Start of INFORMATION

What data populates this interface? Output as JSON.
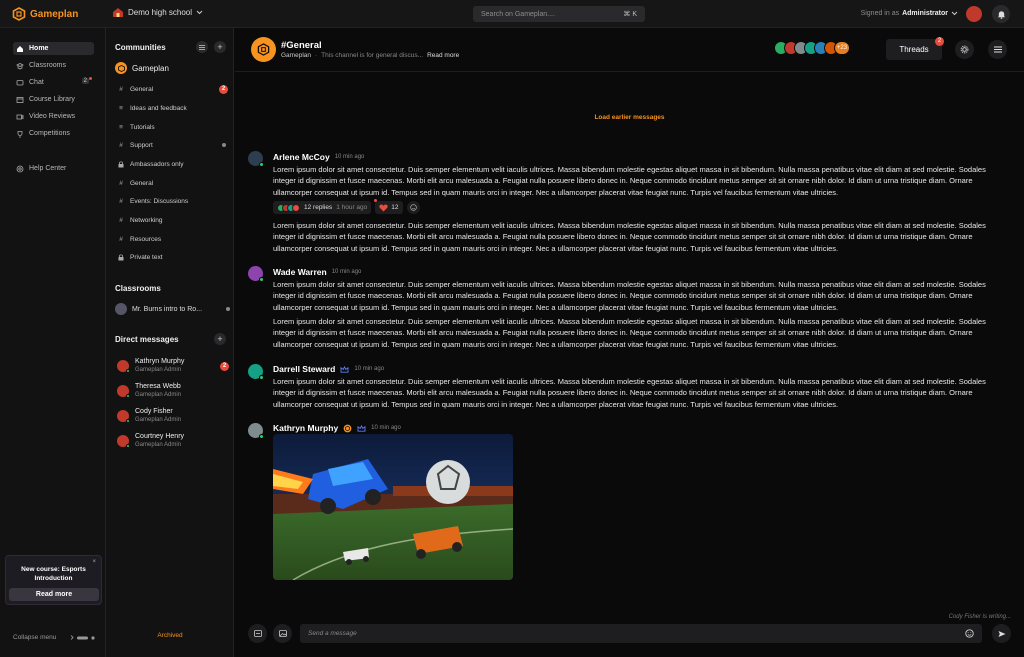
{
  "app": {
    "name": "Gameplan",
    "accent": "#f7931e"
  },
  "topbar": {
    "school": "Demo high school",
    "search_placeholder": "Search on Gameplan....",
    "search_shortcut": "⌘ K",
    "signed_in_prefix": "Signed in as",
    "signed_in_user": "Administrator"
  },
  "nav": {
    "items": [
      {
        "label": "Home",
        "icon": "home-icon"
      },
      {
        "label": "Classrooms",
        "icon": "classroom-icon"
      },
      {
        "label": "Chat",
        "icon": "chat-icon",
        "badge": "2"
      },
      {
        "label": "Course Library",
        "icon": "library-icon"
      },
      {
        "label": "Video Reviews",
        "icon": "video-icon"
      },
      {
        "label": "Competitions",
        "icon": "trophy-icon"
      }
    ],
    "help": "Help Center",
    "promo": {
      "title": "New course: Esports Introduction",
      "button": "Read more"
    },
    "collapse": "Collapse menu"
  },
  "sidebar": {
    "communities_title": "Communities",
    "community_name": "Gameplan",
    "channels": [
      {
        "label": "General",
        "icon": "#",
        "badge": "2"
      },
      {
        "label": "Ideas and feedback",
        "icon": "≡"
      },
      {
        "label": "Tutorials",
        "icon": "≡"
      },
      {
        "label": "Support",
        "icon": "#",
        "dot": true
      },
      {
        "label": "Ambassadors only",
        "icon": "🔒"
      },
      {
        "label": "General",
        "icon": "#"
      },
      {
        "label": "Events: Discussions",
        "icon": "#"
      },
      {
        "label": "Networking",
        "icon": "#"
      },
      {
        "label": "Resources",
        "icon": "#"
      },
      {
        "label": "Private text",
        "icon": "🔒"
      }
    ],
    "classrooms_title": "Classrooms",
    "classroom": "Mr. Burns intro to Ro...",
    "dm_title": "Direct messages",
    "dms": [
      {
        "name": "Kathryn Murphy",
        "role": "Gameplan Admin",
        "badge": "2",
        "color": "#e74c3c"
      },
      {
        "name": "Theresa Webb",
        "role": "Gameplan Admin",
        "color": "#e74c3c"
      },
      {
        "name": "Cody Fisher",
        "role": "Gameplan Admin",
        "color": "#e74c3c"
      },
      {
        "name": "Courtney Henry",
        "role": "Gameplan Admin",
        "color": "#e74c3c"
      }
    ],
    "archived": "Archived"
  },
  "channel": {
    "title": "#General",
    "community": "Gameplan",
    "description": "This channel is for general discus...",
    "read_more": "Read more",
    "member_count": "+23",
    "threads_label": "Threads",
    "threads_badge": "2"
  },
  "load_earlier": "Load earlier messages",
  "messages": [
    {
      "author": "Arlene McCoy",
      "time": "10 min ago",
      "avatar_color": "#2c3e50",
      "paragraphs": [
        "Lorem ipsum dolor sit amet consectetur. Duis semper elementum velit iaculis ultrices. Massa bibendum molestie egestas aliquet massa in sit bibendum. Nulla massa penatibus vitae elit diam at sed molestie. Sodales integer id dignissim et fusce maecenas. Morbi elit arcu malesuada a. Feugiat nulla posuere libero donec in. Neque commodo tincidunt metus semper sit sit ornare nibh dolor. Id diam ut urna tristique diam. Ornare ullamcorper consequat ut ipsum id. Tempus sed in quam mauris orci in integer. Nec a ullamcorper placerat vitae feugiat nunc. Turpis vel faucibus fermentum vitae ultricies.",
        "Lorem ipsum dolor sit amet consectetur. Duis semper elementum velit iaculis ultrices. Massa bibendum molestie egestas aliquet massa in sit bibendum. Nulla massa penatibus vitae elit diam at sed molestie. Sodales integer id dignissim et fusce maecenas. Morbi elit arcu malesuada a. Feugiat nulla posuere libero donec in. Neque commodo tincidunt metus semper sit sit ornare nibh dolor. Id diam ut urna tristique diam. Ornare ullamcorper consequat ut ipsum id. Tempus sed in quam mauris orci in integer. Nec a ullamcorper placerat vitae feugiat nunc. Turpis vel faucibus fermentum vitae ultricies."
      ],
      "replies": "12 replies",
      "reply_time": "1 hour ago",
      "heart_count": "12"
    },
    {
      "author": "Wade Warren",
      "time": "10 min ago",
      "avatar_color": "#8e44ad",
      "paragraphs": [
        "Lorem ipsum dolor sit amet consectetur. Duis semper elementum velit iaculis ultrices. Massa bibendum molestie egestas aliquet massa in sit bibendum. Nulla massa penatibus vitae elit diam at sed molestie. Sodales integer id dignissim et fusce maecenas. Morbi elit arcu malesuada a. Feugiat nulla posuere libero donec in. Neque commodo tincidunt metus semper sit sit ornare nibh dolor. Id diam ut urna tristique diam. Ornare ullamcorper consequat ut ipsum id. Tempus sed in quam mauris orci in integer. Nec a ullamcorper placerat vitae feugiat nunc. Turpis vel faucibus fermentum vitae ultricies.",
        "Lorem ipsum dolor sit amet consectetur. Duis semper elementum velit iaculis ultrices. Massa bibendum molestie egestas aliquet massa in sit bibendum. Nulla massa penatibus vitae elit diam at sed molestie. Sodales integer id dignissim et fusce maecenas. Morbi elit arcu malesuada a. Feugiat nulla posuere libero donec in. Neque commodo tincidunt metus semper sit sit ornare nibh dolor. Id diam ut urna tristique diam. Ornare ullamcorper consequat ut ipsum id. Tempus sed in quam mauris orci in integer. Nec a ullamcorper placerat vitae feugiat nunc. Turpis vel faucibus fermentum vitae ultricies."
      ]
    },
    {
      "author": "Darrell Steward",
      "time": "10 min ago",
      "avatar_color": "#16a085",
      "paragraphs": [
        "Lorem ipsum dolor sit amet consectetur. Duis semper elementum velit iaculis ultrices. Massa bibendum molestie egestas aliquet massa in sit bibendum. Nulla massa penatibus vitae elit diam at sed molestie. Sodales integer id dignissim et fusce maecenas. Morbi elit arcu malesuada a. Feugiat nulla posuere libero donec in. Neque commodo tincidunt metus semper sit sit ornare nibh dolor. Id diam ut urna tristique diam. Ornare ullamcorper consequat ut ipsum id. Tempus sed in quam mauris orci in integer. Nec a ullamcorper placerat vitae feugiat nunc. Turpis vel faucibus fermentum vitae ultricies."
      ]
    },
    {
      "author": "Kathryn Murphy",
      "time": "10 min ago",
      "avatar_color": "#7f8c8d"
    }
  ],
  "typing": "Cody Fisher is writing...",
  "composer": {
    "placeholder": "Send a message"
  }
}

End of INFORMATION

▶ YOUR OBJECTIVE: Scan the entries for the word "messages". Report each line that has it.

▶ WORKED SOLUTION:
    "dm_title": "Direct messages",
  "load_earlier": "Load earlier messages",
  "messages": [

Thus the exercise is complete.